[Data about app and page elements]

* * * * * * * * *

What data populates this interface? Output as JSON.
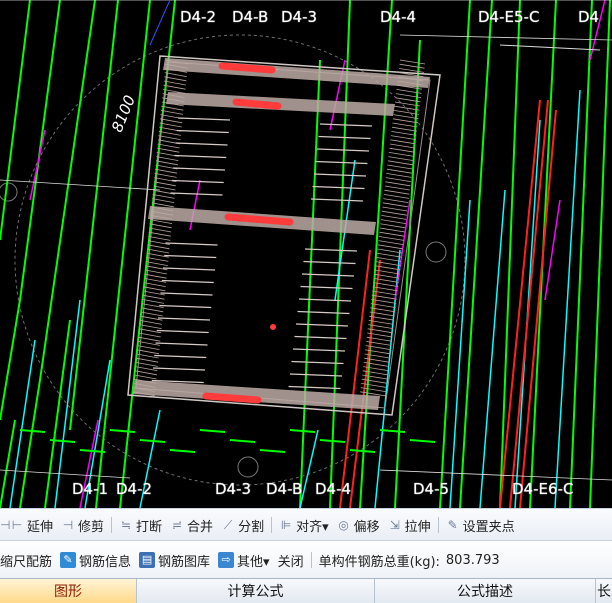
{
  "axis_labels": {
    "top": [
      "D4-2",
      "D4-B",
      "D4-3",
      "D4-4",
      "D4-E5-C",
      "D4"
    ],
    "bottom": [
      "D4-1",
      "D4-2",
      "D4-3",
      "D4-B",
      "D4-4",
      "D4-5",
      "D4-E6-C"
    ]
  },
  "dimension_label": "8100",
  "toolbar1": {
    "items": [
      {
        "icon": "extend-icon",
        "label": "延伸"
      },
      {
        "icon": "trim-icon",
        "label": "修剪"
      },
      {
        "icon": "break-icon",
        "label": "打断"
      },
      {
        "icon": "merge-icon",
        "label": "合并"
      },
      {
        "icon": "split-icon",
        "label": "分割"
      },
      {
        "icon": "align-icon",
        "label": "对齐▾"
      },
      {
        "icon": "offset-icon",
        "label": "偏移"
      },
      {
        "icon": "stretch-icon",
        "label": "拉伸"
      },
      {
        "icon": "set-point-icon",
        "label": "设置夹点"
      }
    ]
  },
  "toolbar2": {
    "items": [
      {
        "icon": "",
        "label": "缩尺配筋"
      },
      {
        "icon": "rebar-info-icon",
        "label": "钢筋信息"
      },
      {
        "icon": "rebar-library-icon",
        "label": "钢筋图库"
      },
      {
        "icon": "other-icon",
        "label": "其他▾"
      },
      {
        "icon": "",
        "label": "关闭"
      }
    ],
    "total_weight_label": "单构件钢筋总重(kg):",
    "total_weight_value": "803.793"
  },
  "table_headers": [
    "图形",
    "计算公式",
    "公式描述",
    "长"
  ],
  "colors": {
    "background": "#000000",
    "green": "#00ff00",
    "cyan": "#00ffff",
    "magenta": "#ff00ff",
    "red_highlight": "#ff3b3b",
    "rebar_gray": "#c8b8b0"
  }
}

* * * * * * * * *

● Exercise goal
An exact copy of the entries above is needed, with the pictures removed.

● Problem solution
What data populates this interface? Output as JSON.
{
  "axis_labels": {
    "top": [
      "D4-2",
      "D4-B",
      "D4-3",
      "D4-4",
      "D4-E5-C",
      "D4"
    ],
    "bottom": [
      "D4-1",
      "D4-2",
      "D4-3",
      "D4-B",
      "D4-4",
      "D4-5",
      "D4-E6-C"
    ]
  },
  "dimension_label": "8100",
  "toolbar1": {
    "items": [
      {
        "icon": "extend-icon",
        "label": "延伸"
      },
      {
        "icon": "trim-icon",
        "label": "修剪"
      },
      {
        "icon": "break-icon",
        "label": "打断"
      },
      {
        "icon": "merge-icon",
        "label": "合并"
      },
      {
        "icon": "split-icon",
        "label": "分割"
      },
      {
        "icon": "align-icon",
        "label": "对齐▾"
      },
      {
        "icon": "offset-icon",
        "label": "偏移"
      },
      {
        "icon": "stretch-icon",
        "label": "拉伸"
      },
      {
        "icon": "set-point-icon",
        "label": "设置夹点"
      }
    ]
  },
  "toolbar2": {
    "items": [
      {
        "icon": "",
        "label": "缩尺配筋"
      },
      {
        "icon": "rebar-info-icon",
        "label": "钢筋信息"
      },
      {
        "icon": "rebar-library-icon",
        "label": "钢筋图库"
      },
      {
        "icon": "other-icon",
        "label": "其他▾"
      },
      {
        "icon": "",
        "label": "关闭"
      }
    ],
    "total_weight_label": "单构件钢筋总重(kg):",
    "total_weight_value": "803.793"
  },
  "table_headers": [
    "图形",
    "计算公式",
    "公式描述",
    "长"
  ],
  "colors": {
    "background": "#000000",
    "green": "#00ff00",
    "cyan": "#00ffff",
    "magenta": "#ff00ff",
    "red_highlight": "#ff3b3b",
    "rebar_gray": "#c8b8b0"
  }
}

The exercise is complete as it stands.